— Task details —
Select every line below containing the word "name".

──────── Records for the exercise

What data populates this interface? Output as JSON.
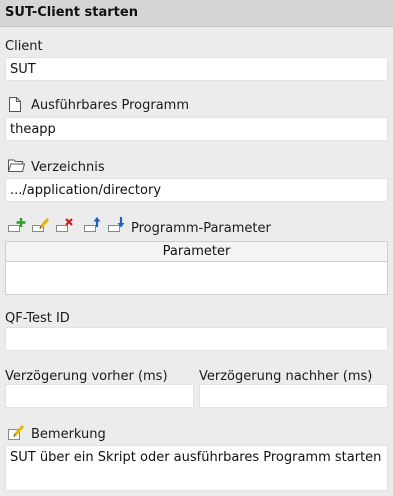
{
  "header": {
    "title": "SUT-Client starten"
  },
  "client": {
    "label": "Client",
    "value": "SUT"
  },
  "program": {
    "label": "Ausführbares Programm",
    "value": "theapp",
    "icon": "file-icon"
  },
  "directory": {
    "label": "Verzeichnis",
    "value": ".../application/directory",
    "icon": "folder-icon"
  },
  "params": {
    "label": "Programm-Parameter",
    "column": "Parameter",
    "toolbar": [
      "add-icon",
      "edit-icon",
      "delete-icon",
      "move-up-icon",
      "move-down-icon"
    ],
    "rows": []
  },
  "qftest_id": {
    "label": "QF-Test ID",
    "value": ""
  },
  "delay_before": {
    "label": "Verzögerung vorher (ms)",
    "value": ""
  },
  "delay_after": {
    "label": "Verzögerung nachher (ms)",
    "value": ""
  },
  "comment": {
    "label": "Bemerkung",
    "value": "SUT über ein Skript oder ausführbares Programm starten",
    "icon": "pencil-note-icon"
  },
  "colors": {
    "add": "#2aa12a",
    "edit": "#e8b400",
    "delete": "#cc1f1f",
    "arrows": "#1f5fc8"
  }
}
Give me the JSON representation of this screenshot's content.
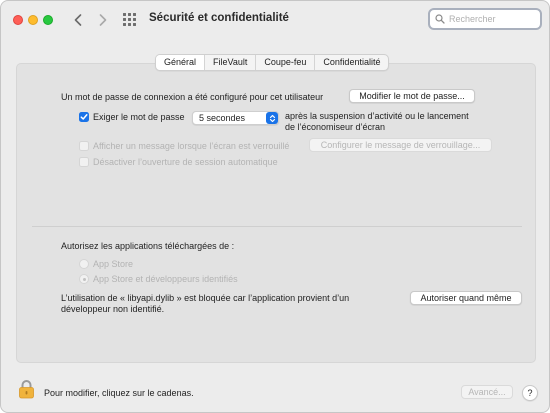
{
  "window": {
    "title": "Sécurité et confidentialité"
  },
  "search": {
    "placeholder": "Rechercher"
  },
  "tabs": [
    {
      "label": "Général",
      "active": true
    },
    {
      "label": "FileVault"
    },
    {
      "label": "Coupe-feu"
    },
    {
      "label": "Confidentialité"
    }
  ],
  "general": {
    "password_text": "Un mot de passe de connexion a été configuré pour cet utilisateur",
    "change_password_button": "Modifier le mot de passe...",
    "require_password_label": "Exiger le mot de passe",
    "require_password_checked": true,
    "delay_value": "5 secondes",
    "after_text_line1": "après la suspension d’activité ou le lancement",
    "after_text_line2": "de l’économiseur d’écran",
    "show_message_label": "Afficher un message lorsque l’écran est verrouillé",
    "configure_message_button": "Configurer le message de verrouillage...",
    "disable_autologin_label": "Désactiver l’ouverture de session automatique"
  },
  "downloads": {
    "heading": "Autorisez les applications téléchargées de :",
    "option_app_store": "App Store",
    "option_app_store_dev": "App Store et développeurs identifiés",
    "selected": "App Store et développeurs identifiés",
    "blocked_line1": "L’utilisation de « libyapi.dylib » est bloquée car l’application provient d’un",
    "blocked_line2": "développeur non identifié.",
    "allow_button": "Autoriser quand même"
  },
  "footer": {
    "lock_text": "Pour modifier, cliquez sur le cadenas.",
    "advanced_button": "Avancé...",
    "help_button": "?"
  },
  "colors": {
    "accent": "#1a73e8",
    "close": "#fe5f57",
    "minimize": "#febc2e",
    "zoom": "#28c840"
  },
  "icons": {
    "nav_back": "chevron-left-icon",
    "nav_forward": "chevron-right-icon",
    "show_all": "grid-icon",
    "search": "magnifier-icon",
    "lock": "padlock-icon"
  }
}
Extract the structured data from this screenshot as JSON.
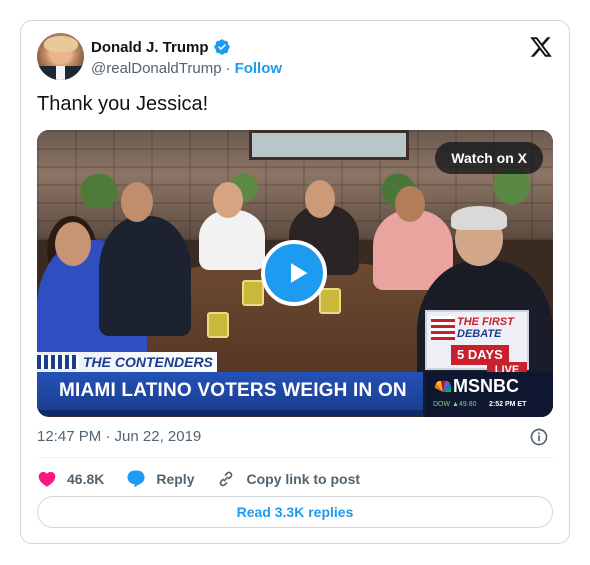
{
  "author": {
    "name": "Donald J. Trump",
    "handle": "@realDonaldTrump",
    "separator": "·",
    "follow_label": "Follow"
  },
  "tweet": {
    "text": "Thank you Jessica!",
    "timestamp": "12:47 PM · Jun 22, 2019"
  },
  "media": {
    "watch_label": "Watch on X",
    "overlay": {
      "contenders": "THE CONTENDERS",
      "headline": "MIAMI LATINO VOTERS WEIGH IN ON TRUMP",
      "debate_line1": "THE FIRST",
      "debate_line2": "DEBATE",
      "days": "5 DAYS",
      "live": "LIVE",
      "network": "MSNBC",
      "ticker": "DOW ▲49.80",
      "ticker_time": "2:52 PM ET"
    }
  },
  "actions": {
    "likes": "46.8K",
    "reply_label": "Reply",
    "copy_label": "Copy link to post"
  },
  "read_replies_label": "Read 3.3K replies",
  "colors": {
    "accent": "#1d9bf0",
    "like": "#f91880",
    "text": "#0f1419",
    "muted": "#536471",
    "border": "#cfd9de"
  },
  "icons": [
    "verified-badge-icon",
    "x-logo-icon",
    "play-icon",
    "info-icon",
    "heart-icon",
    "reply-bubble-icon",
    "link-icon"
  ]
}
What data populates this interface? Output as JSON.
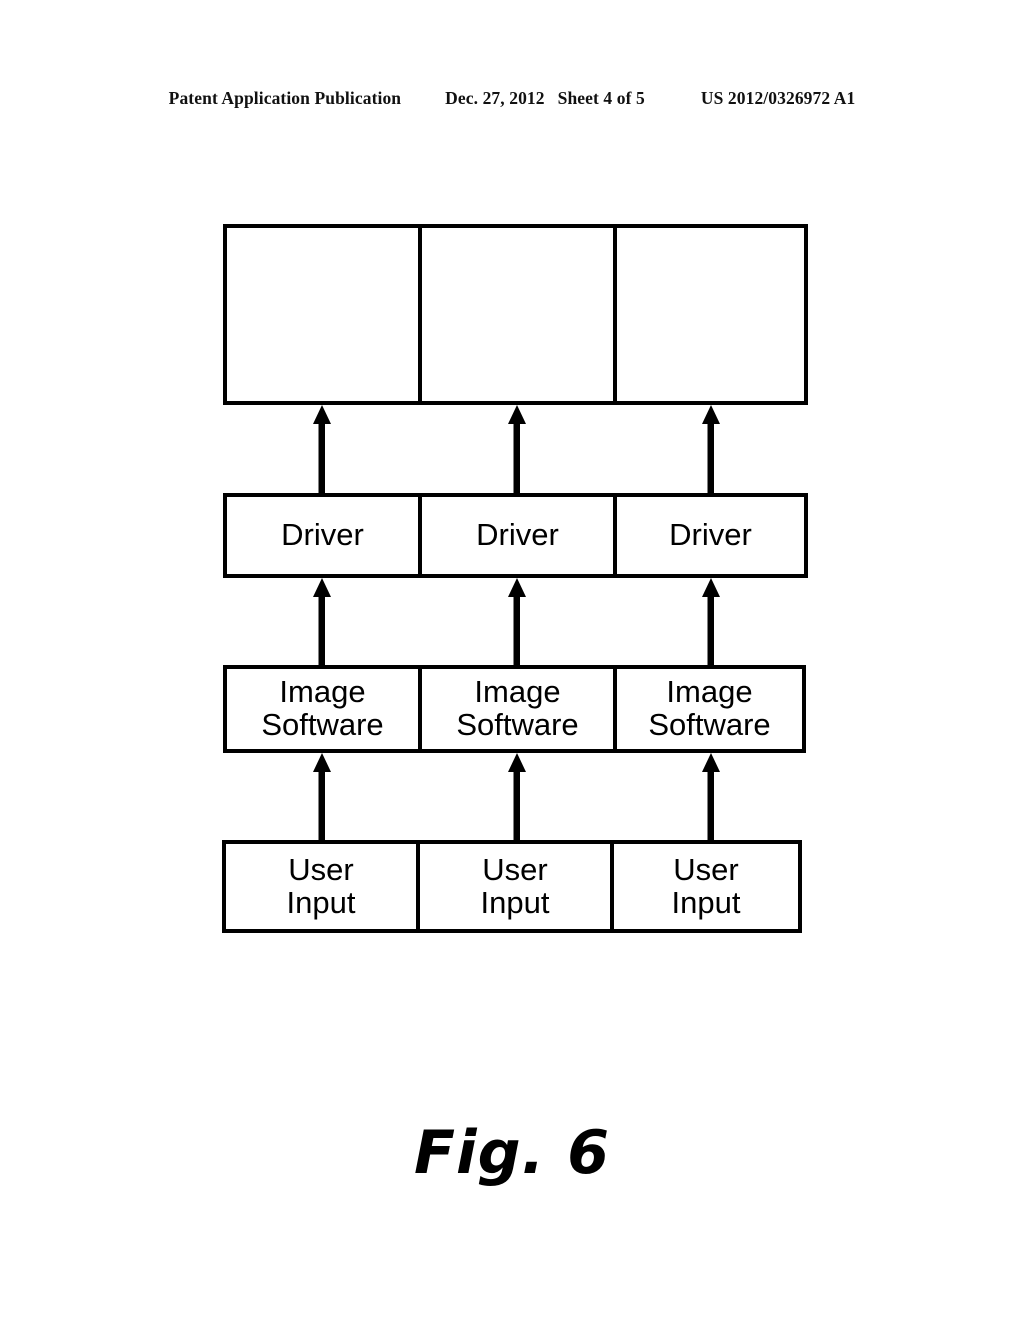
{
  "header": {
    "publication": "Patent Application Publication",
    "date": "Dec. 27, 2012",
    "sheet": "Sheet 4 of 5",
    "doc_number": "US 2012/0326972 A1"
  },
  "figure": {
    "caption": "Fig. 6",
    "stroke_color": "#000000",
    "fill_color": "#ffffff",
    "rows": [
      {
        "id": "display-row",
        "label": "",
        "cells": [
          {
            "line1": "",
            "line2": ""
          },
          {
            "line1": "",
            "line2": ""
          },
          {
            "line1": "",
            "line2": ""
          }
        ]
      },
      {
        "id": "driver-row",
        "label": "Driver",
        "cells": [
          {
            "line1": "Driver",
            "line2": ""
          },
          {
            "line1": "Driver",
            "line2": ""
          },
          {
            "line1": "Driver",
            "line2": ""
          }
        ]
      },
      {
        "id": "image-software-row",
        "label": "Image Software",
        "cells": [
          {
            "line1": "Image",
            "line2": "Software"
          },
          {
            "line1": "Image",
            "line2": "Software"
          },
          {
            "line1": "Image",
            "line2": "Software"
          }
        ]
      },
      {
        "id": "user-input-row",
        "label": "User Input",
        "cells": [
          {
            "line1": "User",
            "line2": "Input"
          },
          {
            "line1": "User",
            "line2": "Input"
          },
          {
            "line1": "User",
            "line2": "Input"
          }
        ]
      }
    ],
    "arrows": {
      "direction": "up",
      "columns": [
        322,
        517,
        711
      ],
      "bands": [
        {
          "from": "image-software-row",
          "to": "driver-row"
        },
        {
          "from": "driver-row",
          "to": "display-row"
        },
        {
          "from": "user-input-row",
          "to": "image-software-row"
        }
      ]
    }
  }
}
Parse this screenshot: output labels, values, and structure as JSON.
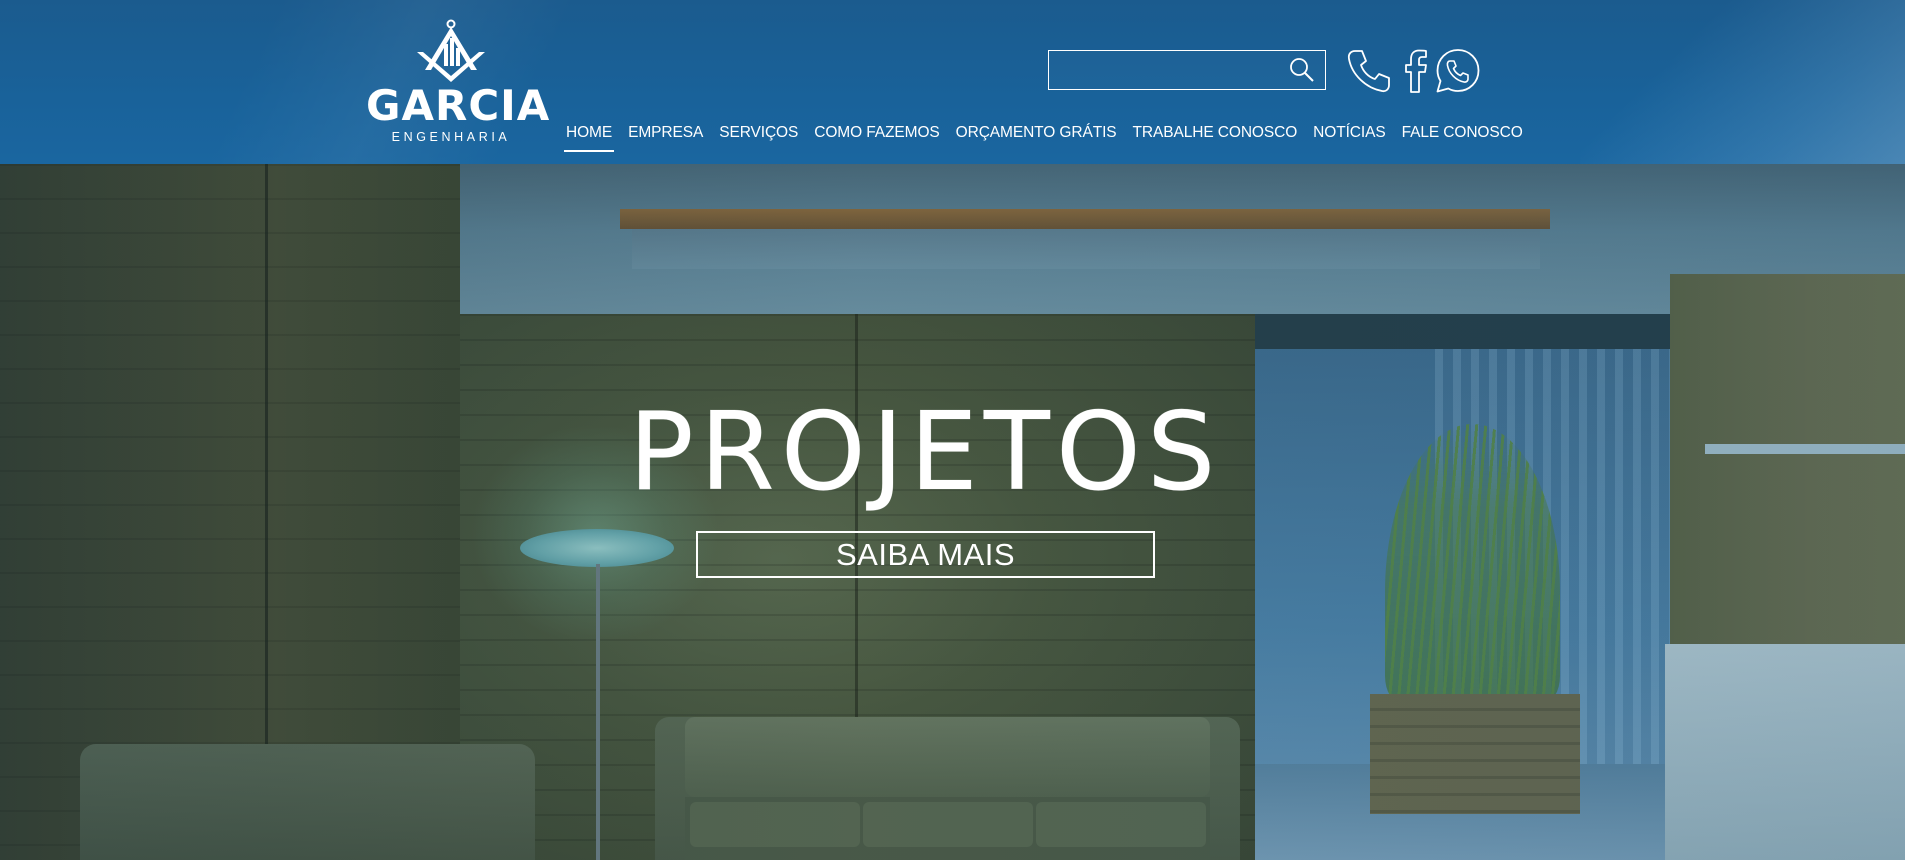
{
  "header": {
    "logo": {
      "brand": "GARCIA",
      "tagline": "ENGENHARIA",
      "emblem_icon": "compass-square-emblem-icon"
    },
    "search": {
      "placeholder": "",
      "value": "",
      "icon": "search-icon"
    },
    "social": [
      {
        "name": "phone",
        "icon": "phone-icon"
      },
      {
        "name": "facebook",
        "icon": "facebook-icon"
      },
      {
        "name": "whatsapp",
        "icon": "whatsapp-icon"
      }
    ],
    "nav": [
      {
        "label": "HOME",
        "active": true
      },
      {
        "label": "EMPRESA",
        "active": false
      },
      {
        "label": "SERVIÇOS",
        "active": false
      },
      {
        "label": "COMO FAZEMOS",
        "active": false
      },
      {
        "label": "ORÇAMENTO GRÁTIS",
        "active": false
      },
      {
        "label": "TRABALHE CONOSCO",
        "active": false
      },
      {
        "label": "NOTÍCIAS",
        "active": false
      },
      {
        "label": "FALE CONOSCO",
        "active": false
      }
    ]
  },
  "hero": {
    "title": "PROJETOS",
    "button_label": "SAIBA MAIS"
  },
  "colors": {
    "header_bg": "#19629a",
    "text": "#ffffff"
  }
}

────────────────

— Output below —
    "name": "Donald J. Trump",
        "name": "phone",
        "name": "facebook",
        "name": "whatsapp",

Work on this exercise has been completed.